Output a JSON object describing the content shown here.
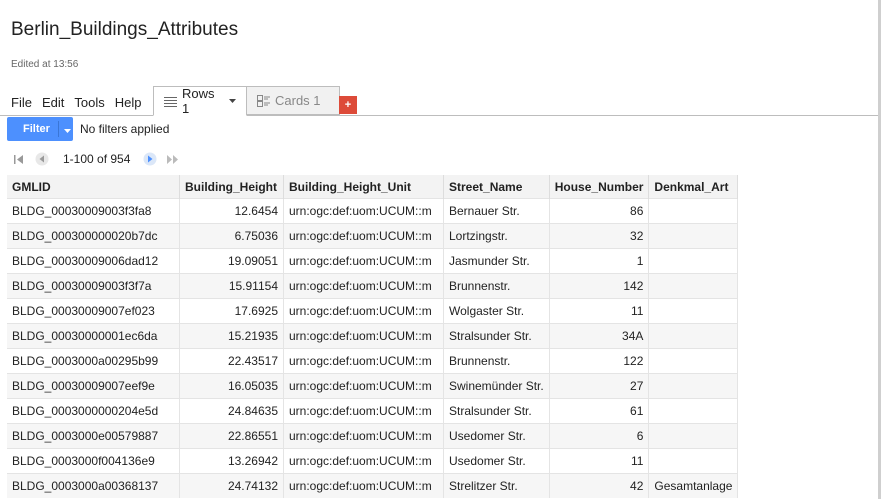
{
  "doc": {
    "title": "Berlin_Buildings_Attributes",
    "edited": "Edited at 13:56"
  },
  "menu": [
    "File",
    "Edit",
    "Tools",
    "Help"
  ],
  "tabs": {
    "rows_label": "Rows 1",
    "cards_label": "Cards 1",
    "add_label": "+"
  },
  "filter": {
    "button_label": "Filter",
    "status": "No filters applied"
  },
  "pager": {
    "range": "1-100 of 954"
  },
  "table": {
    "headers": [
      "GMLID",
      "Building_Height",
      "Building_Height_Unit",
      "Street_Name",
      "House_Number",
      "Denkmal_Art"
    ],
    "rows": [
      [
        "BLDG_00030009003f3fa8",
        "12.6454",
        "urn:ogc:def:uom:UCUM::m",
        "Bernauer Str.",
        "86",
        ""
      ],
      [
        "BLDG_000300000020b7dc",
        "6.75036",
        "urn:ogc:def:uom:UCUM::m",
        "Lortzingstr.",
        "32",
        ""
      ],
      [
        "BLDG_00030009006dad12",
        "19.09051",
        "urn:ogc:def:uom:UCUM::m",
        "Jasmunder Str.",
        "1",
        ""
      ],
      [
        "BLDG_00030009003f3f7a",
        "15.91154",
        "urn:ogc:def:uom:UCUM::m",
        "Brunnenstr.",
        "142",
        ""
      ],
      [
        "BLDG_00030009007ef023",
        "17.6925",
        "urn:ogc:def:uom:UCUM::m",
        "Wolgaster Str.",
        "11",
        ""
      ],
      [
        "BLDG_00030000001ec6da",
        "15.21935",
        "urn:ogc:def:uom:UCUM::m",
        "Stralsunder Str.",
        "34A",
        ""
      ],
      [
        "BLDG_0003000a00295b99",
        "22.43517",
        "urn:ogc:def:uom:UCUM::m",
        "Brunnenstr.",
        "122",
        ""
      ],
      [
        "BLDG_00030009007eef9e",
        "16.05035",
        "urn:ogc:def:uom:UCUM::m",
        "Swinemünder Str.",
        "27",
        ""
      ],
      [
        "BLDG_0003000000204e5d",
        "24.84635",
        "urn:ogc:def:uom:UCUM::m",
        "Stralsunder Str.",
        "61",
        ""
      ],
      [
        "BLDG_0003000e00579887",
        "22.86551",
        "urn:ogc:def:uom:UCUM::m",
        "Usedomer Str.",
        "6",
        ""
      ],
      [
        "BLDG_0003000f004136e9",
        "13.26942",
        "urn:ogc:def:uom:UCUM::m",
        "Usedomer Str.",
        "11",
        ""
      ],
      [
        "BLDG_0003000a00368137",
        "24.74132",
        "urn:ogc:def:uom:UCUM::m",
        "Strelitzer Str.",
        "42",
        "Gesamtanlage"
      ]
    ]
  }
}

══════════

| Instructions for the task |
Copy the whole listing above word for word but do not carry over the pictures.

| Your response |
Output a JSON object describing the content shown here.
{
  "doc": {
    "title": "Berlin_Buildings_Attributes",
    "edited": "Edited at 13:56"
  },
  "menu": [
    "File",
    "Edit",
    "Tools",
    "Help"
  ],
  "tabs": {
    "rows_label": "Rows 1",
    "cards_label": "Cards 1",
    "add_label": "+"
  },
  "filter": {
    "button_label": "Filter",
    "status": "No filters applied"
  },
  "pager": {
    "range": "1-100 of 954"
  },
  "table": {
    "headers": [
      "GMLID",
      "Building_Height",
      "Building_Height_Unit",
      "Street_Name",
      "House_Number",
      "Denkmal_Art"
    ],
    "rows": [
      [
        "BLDG_00030009003f3fa8",
        "12.6454",
        "urn:ogc:def:uom:UCUM::m",
        "Bernauer Str.",
        "86",
        ""
      ],
      [
        "BLDG_000300000020b7dc",
        "6.75036",
        "urn:ogc:def:uom:UCUM::m",
        "Lortzingstr.",
        "32",
        ""
      ],
      [
        "BLDG_00030009006dad12",
        "19.09051",
        "urn:ogc:def:uom:UCUM::m",
        "Jasmunder Str.",
        "1",
        ""
      ],
      [
        "BLDG_00030009003f3f7a",
        "15.91154",
        "urn:ogc:def:uom:UCUM::m",
        "Brunnenstr.",
        "142",
        ""
      ],
      [
        "BLDG_00030009007ef023",
        "17.6925",
        "urn:ogc:def:uom:UCUM::m",
        "Wolgaster Str.",
        "11",
        ""
      ],
      [
        "BLDG_00030000001ec6da",
        "15.21935",
        "urn:ogc:def:uom:UCUM::m",
        "Stralsunder Str.",
        "34A",
        ""
      ],
      [
        "BLDG_0003000a00295b99",
        "22.43517",
        "urn:ogc:def:uom:UCUM::m",
        "Brunnenstr.",
        "122",
        ""
      ],
      [
        "BLDG_00030009007eef9e",
        "16.05035",
        "urn:ogc:def:uom:UCUM::m",
        "Swinemünder Str.",
        "27",
        ""
      ],
      [
        "BLDG_0003000000204e5d",
        "24.84635",
        "urn:ogc:def:uom:UCUM::m",
        "Stralsunder Str.",
        "61",
        ""
      ],
      [
        "BLDG_0003000e00579887",
        "22.86551",
        "urn:ogc:def:uom:UCUM::m",
        "Usedomer Str.",
        "6",
        ""
      ],
      [
        "BLDG_0003000f004136e9",
        "13.26942",
        "urn:ogc:def:uom:UCUM::m",
        "Usedomer Str.",
        "11",
        ""
      ],
      [
        "BLDG_0003000a00368137",
        "24.74132",
        "urn:ogc:def:uom:UCUM::m",
        "Strelitzer Str.",
        "42",
        "Gesamtanlage"
      ]
    ]
  }
}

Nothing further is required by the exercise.